Under the new law, which proponents claim will help cities and towns collectively trim their own costs by $100 million, municipalities may opt for an expedited collective bargaining process to negotiate new benefit plans for employees. If municipalities and unions fail to reach agreement in 30 days under that process, the case would be submitted to a three-person review panel for resolution — a panel that would include one union appointee, one municipality appointee, and an appointee selected by the Secretary of Administration and Finance, a post controlled by the governor. The three-person panel would need to resolve matters within ten days.
According to Patrick’s office, municipalities will be able to use the process to adopt copayments and deductibles and other cost-sharing health plan features that are not higher than those offered by the state-run Group Insurance Commission. Municipalities may also transfer employees into the state-run plan if it would result in at least a 5 percent savings compared to the local health care plan. The reform allows a portion of savings to be returned to employees and includes protections for retirees and employees with existing health concerns who are likely to incur higher copayments, according to the administration.

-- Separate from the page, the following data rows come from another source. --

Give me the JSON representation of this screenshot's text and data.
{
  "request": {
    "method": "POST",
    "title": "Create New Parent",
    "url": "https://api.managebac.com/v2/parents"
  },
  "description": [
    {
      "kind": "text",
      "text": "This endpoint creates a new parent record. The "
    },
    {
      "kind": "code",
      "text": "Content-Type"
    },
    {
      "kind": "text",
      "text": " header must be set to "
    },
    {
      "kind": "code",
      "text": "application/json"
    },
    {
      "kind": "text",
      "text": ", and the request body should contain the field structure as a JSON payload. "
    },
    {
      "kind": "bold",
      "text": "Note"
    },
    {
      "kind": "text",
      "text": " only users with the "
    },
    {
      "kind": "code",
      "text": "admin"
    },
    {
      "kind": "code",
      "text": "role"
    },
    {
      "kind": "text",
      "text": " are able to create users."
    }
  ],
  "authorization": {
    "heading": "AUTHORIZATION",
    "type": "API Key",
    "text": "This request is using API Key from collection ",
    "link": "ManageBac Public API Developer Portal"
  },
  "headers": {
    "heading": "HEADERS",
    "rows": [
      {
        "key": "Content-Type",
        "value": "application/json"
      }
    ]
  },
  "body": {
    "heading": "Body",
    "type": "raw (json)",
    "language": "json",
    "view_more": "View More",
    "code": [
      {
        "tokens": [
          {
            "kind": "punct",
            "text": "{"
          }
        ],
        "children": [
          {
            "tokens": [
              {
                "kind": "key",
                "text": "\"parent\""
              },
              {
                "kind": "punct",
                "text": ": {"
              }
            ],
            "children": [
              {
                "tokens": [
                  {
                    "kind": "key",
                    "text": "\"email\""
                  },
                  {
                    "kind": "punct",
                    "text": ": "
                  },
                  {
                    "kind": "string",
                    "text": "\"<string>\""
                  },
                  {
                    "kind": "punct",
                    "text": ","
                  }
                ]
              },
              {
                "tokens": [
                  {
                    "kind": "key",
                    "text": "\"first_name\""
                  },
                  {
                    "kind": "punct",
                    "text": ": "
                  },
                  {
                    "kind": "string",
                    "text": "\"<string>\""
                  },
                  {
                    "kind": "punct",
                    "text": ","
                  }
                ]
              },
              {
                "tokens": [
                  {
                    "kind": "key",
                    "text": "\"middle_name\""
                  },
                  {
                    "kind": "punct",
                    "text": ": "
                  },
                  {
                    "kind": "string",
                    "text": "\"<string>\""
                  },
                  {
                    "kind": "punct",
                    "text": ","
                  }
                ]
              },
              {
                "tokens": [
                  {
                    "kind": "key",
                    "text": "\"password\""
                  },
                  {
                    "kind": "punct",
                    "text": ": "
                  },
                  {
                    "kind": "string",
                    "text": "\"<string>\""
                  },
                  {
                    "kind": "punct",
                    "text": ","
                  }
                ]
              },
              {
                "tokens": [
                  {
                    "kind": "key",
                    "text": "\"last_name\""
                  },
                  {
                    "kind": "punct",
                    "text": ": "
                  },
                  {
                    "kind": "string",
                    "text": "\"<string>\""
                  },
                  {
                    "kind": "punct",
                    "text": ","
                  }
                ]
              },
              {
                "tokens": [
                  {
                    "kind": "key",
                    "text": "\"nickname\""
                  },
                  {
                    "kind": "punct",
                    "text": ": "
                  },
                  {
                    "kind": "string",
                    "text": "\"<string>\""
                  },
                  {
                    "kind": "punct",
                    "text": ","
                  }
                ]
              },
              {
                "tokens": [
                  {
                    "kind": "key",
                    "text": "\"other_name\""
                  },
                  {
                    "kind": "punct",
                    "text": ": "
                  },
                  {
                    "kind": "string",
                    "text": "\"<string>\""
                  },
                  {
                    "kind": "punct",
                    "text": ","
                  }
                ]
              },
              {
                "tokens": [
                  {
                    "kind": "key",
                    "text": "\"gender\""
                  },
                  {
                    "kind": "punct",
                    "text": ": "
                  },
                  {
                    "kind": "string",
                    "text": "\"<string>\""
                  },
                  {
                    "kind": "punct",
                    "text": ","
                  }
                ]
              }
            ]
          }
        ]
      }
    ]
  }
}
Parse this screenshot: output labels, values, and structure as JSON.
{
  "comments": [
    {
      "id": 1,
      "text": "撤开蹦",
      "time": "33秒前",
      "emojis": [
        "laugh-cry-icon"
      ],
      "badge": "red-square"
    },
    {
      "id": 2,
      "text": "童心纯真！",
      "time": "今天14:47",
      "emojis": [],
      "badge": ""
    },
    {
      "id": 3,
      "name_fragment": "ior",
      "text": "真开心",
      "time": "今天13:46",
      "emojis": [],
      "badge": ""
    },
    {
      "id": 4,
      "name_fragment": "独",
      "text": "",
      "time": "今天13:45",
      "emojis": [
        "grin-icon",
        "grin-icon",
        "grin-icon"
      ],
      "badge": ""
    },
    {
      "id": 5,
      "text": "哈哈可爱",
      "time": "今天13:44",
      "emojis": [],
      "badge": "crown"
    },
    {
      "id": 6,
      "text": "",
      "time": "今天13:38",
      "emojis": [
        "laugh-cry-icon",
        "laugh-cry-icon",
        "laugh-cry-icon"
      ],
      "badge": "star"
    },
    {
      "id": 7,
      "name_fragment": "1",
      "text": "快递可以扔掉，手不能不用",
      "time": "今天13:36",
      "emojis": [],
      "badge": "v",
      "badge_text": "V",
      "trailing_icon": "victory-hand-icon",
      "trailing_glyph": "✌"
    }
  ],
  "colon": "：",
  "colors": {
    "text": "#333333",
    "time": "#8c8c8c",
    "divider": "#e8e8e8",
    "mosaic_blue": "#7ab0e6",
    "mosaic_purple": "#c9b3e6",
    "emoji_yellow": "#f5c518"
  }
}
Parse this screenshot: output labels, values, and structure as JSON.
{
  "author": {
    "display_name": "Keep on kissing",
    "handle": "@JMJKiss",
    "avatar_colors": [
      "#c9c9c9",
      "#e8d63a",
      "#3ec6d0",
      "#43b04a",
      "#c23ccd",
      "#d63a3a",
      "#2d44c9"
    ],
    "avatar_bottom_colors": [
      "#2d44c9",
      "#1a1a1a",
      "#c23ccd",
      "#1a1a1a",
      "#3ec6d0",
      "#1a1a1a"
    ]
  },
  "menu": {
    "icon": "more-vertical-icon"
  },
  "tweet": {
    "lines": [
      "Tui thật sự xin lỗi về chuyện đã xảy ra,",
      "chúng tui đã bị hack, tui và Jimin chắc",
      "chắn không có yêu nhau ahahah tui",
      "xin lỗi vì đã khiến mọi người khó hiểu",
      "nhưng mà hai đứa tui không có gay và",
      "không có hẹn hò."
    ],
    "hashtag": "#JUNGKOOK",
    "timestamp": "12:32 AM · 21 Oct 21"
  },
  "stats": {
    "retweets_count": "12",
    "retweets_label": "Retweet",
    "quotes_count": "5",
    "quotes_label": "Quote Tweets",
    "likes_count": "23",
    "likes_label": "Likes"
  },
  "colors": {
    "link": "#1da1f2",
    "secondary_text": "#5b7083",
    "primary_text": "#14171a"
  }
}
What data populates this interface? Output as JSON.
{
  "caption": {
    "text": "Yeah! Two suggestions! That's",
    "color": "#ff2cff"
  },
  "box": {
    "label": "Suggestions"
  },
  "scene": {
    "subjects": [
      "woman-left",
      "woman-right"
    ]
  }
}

Patrick signed the bill in the Governor’s Council chamber at a ceremony attended by Senate President Therese Murray, House Speaker Robert DeLeo, Boston Mayor Thomas Menino, as well as other state lawmakers and labor and municipal officials.